   “No more of this fooling around with scare-shots and cattle. I will shoot first from now on and will aim for one of two places, the head or the heart.”

   Amos looked at me a long time. “Well,” he finally said, “if you aim at either one, you kill a man as a rule, and you don’t have to prove to me that you can hit where you aim. I hope you get a bagful of Boyds. But in the end they’ll get you. Yep.”

      It’s the inevitability of Tot Lohman’s fate that makes this a novel and not just a well written pulp tale. The same story appeared in a thousand Western pulps and original paperbacks and still does today, but seldom written with the simplicity and human understanding of this version.

   It’s no coincidence this one ends in Santa Rosa, New Mexico, though Tot Lohman is no Billy the Kid, and his fate isn’t met at the hands of a Pat Garrett.
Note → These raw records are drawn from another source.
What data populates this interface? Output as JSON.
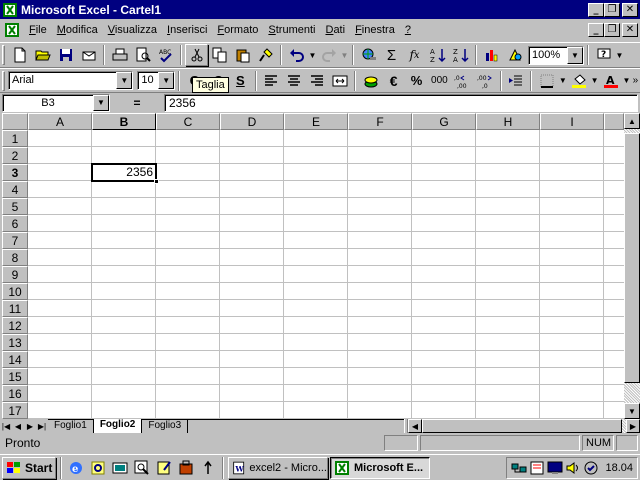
{
  "window": {
    "title": "Microsoft Excel - Cartel1"
  },
  "menu": {
    "items": [
      {
        "label": "File",
        "u": "F",
        "rest": "ile"
      },
      {
        "label": "Modifica",
        "u": "M",
        "rest": "odifica"
      },
      {
        "label": "Visualizza",
        "u": "V",
        "rest": "isualizza"
      },
      {
        "label": "Inserisci",
        "u": "I",
        "rest": "nserisci"
      },
      {
        "label": "Formato",
        "u": "F",
        "rest": "ormato"
      },
      {
        "label": "Strumenti",
        "u": "S",
        "rest": "trumenti"
      },
      {
        "label": "Dati",
        "u": "D",
        "rest": "ati"
      },
      {
        "label": "Finestra",
        "u": "F",
        "rest": "inestra"
      },
      {
        "label": "?",
        "u": "?",
        "rest": ""
      }
    ]
  },
  "toolbar": {
    "zoom": "100%",
    "font_name": "Arial",
    "font_size": "10",
    "tooltip": "Taglia",
    "euro": "€",
    "percent": "%",
    "thousands": "000",
    "bold": "G",
    "underline": "S"
  },
  "formula_bar": {
    "name_box": "B3",
    "equals": "=",
    "content": "2356"
  },
  "grid": {
    "columns": [
      "A",
      "B",
      "C",
      "D",
      "E",
      "F",
      "G",
      "H",
      "I"
    ],
    "rows": [
      "1",
      "2",
      "3",
      "4",
      "5",
      "6",
      "7",
      "8",
      "9",
      "10",
      "11",
      "12",
      "13",
      "14",
      "15",
      "16",
      "17"
    ],
    "active_column": "B",
    "active_row": "3",
    "active_cell_value": "2356"
  },
  "sheets": {
    "tabs": [
      "Foglio1",
      "Foglio2",
      "Foglio3"
    ],
    "active": "Foglio2"
  },
  "status": {
    "text": "Pronto",
    "num": "NUM"
  },
  "taskbar": {
    "start": "Start",
    "buttons": [
      {
        "label": "excel2 - Micro...",
        "active": false
      },
      {
        "label": "Microsoft E...",
        "active": true
      }
    ],
    "clock": "18.04"
  },
  "colors": {
    "titlebar": "#000080",
    "face": "#c0c0c0",
    "tooltip": "#ffffe1"
  }
}
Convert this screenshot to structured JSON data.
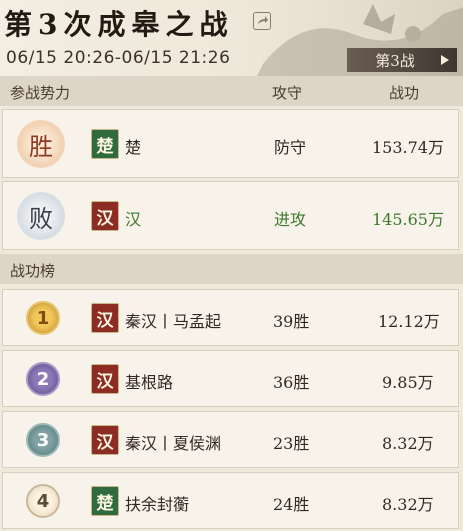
{
  "header": {
    "title": "第3次成皋之战",
    "time_range": "06/15 20:26-06/15 21:26",
    "battle_button": "第3战"
  },
  "factions_header": {
    "col_force": "参战势力",
    "col_side": "攻守",
    "col_merit": "战功"
  },
  "factions": [
    {
      "result": "胜",
      "badge": "楚",
      "badge_color": "#2f6b3c",
      "name": "楚",
      "side": "防守",
      "merit": "153.74万"
    },
    {
      "result": "败",
      "badge": "汉",
      "badge_color": "#8c2c22",
      "name": "汉",
      "side": "进攻",
      "merit": "145.65万"
    }
  ],
  "ranking_header": "战功榜",
  "ranking": [
    {
      "rank": "1",
      "badge": "汉",
      "name": "秦汉丨马孟起",
      "wins": "39胜",
      "merit": "12.12万"
    },
    {
      "rank": "2",
      "badge": "汉",
      "name": "基根路",
      "wins": "36胜",
      "merit": "9.85万"
    },
    {
      "rank": "3",
      "badge": "汉",
      "name": "秦汉丨夏侯渊",
      "wins": "23胜",
      "merit": "8.32万"
    },
    {
      "rank": "4",
      "badge": "楚",
      "name": "扶余封蘅",
      "wins": "24胜",
      "merit": "8.32万"
    }
  ],
  "colors": {
    "chu": "#2f6b3c",
    "han": "#8c2c22",
    "attack_text": "#3c7a2c"
  }
}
   After the noise there was dead quiet. The breeze had died. I looked once quick at the faces of the cattlemen and they were a study. Except Hunter who was smiling to himself so that, having known him thirty years, he visibly began to get small in my eyes and once he had seemed pretty big. Yes sir. For as I saw him smile, he seemed to shrivel down to less than a fraction of a man. Hunter couldn’t change. He was still a born winner and could even rake in life’s chips over the body of his dead son. Sometimes it takes a long time and a particular set of circumstances to catch up with a man.

   There is no shortage of standard Western thrills here, but there hangs over the book a hint of Greek tragedy, of hard country written on men’s souls, and burned in women’s broken hearts and too short lives. As I said at the beginning I had never heard of this book or of Locke, but now I will look for his name and treasure this book.

   Told in epistolary form, a long section in the middle by Tot himself, the book is as easy to read as any Western, it just has a little more to say than most, the difference between a great B Western film and John Ford, between blazing guns and the smell of gunsmoke and the exposed souls of the people involved.

   The Hell Bent Kid was made into a decent film in 1958, From Hell To Texas, directed by Henry Hathaway. It’s a pretty good little film aimed at focusing on younger stars, but it is a pale adaptation of the novel, much more a standard Western than the well-written novel this book is.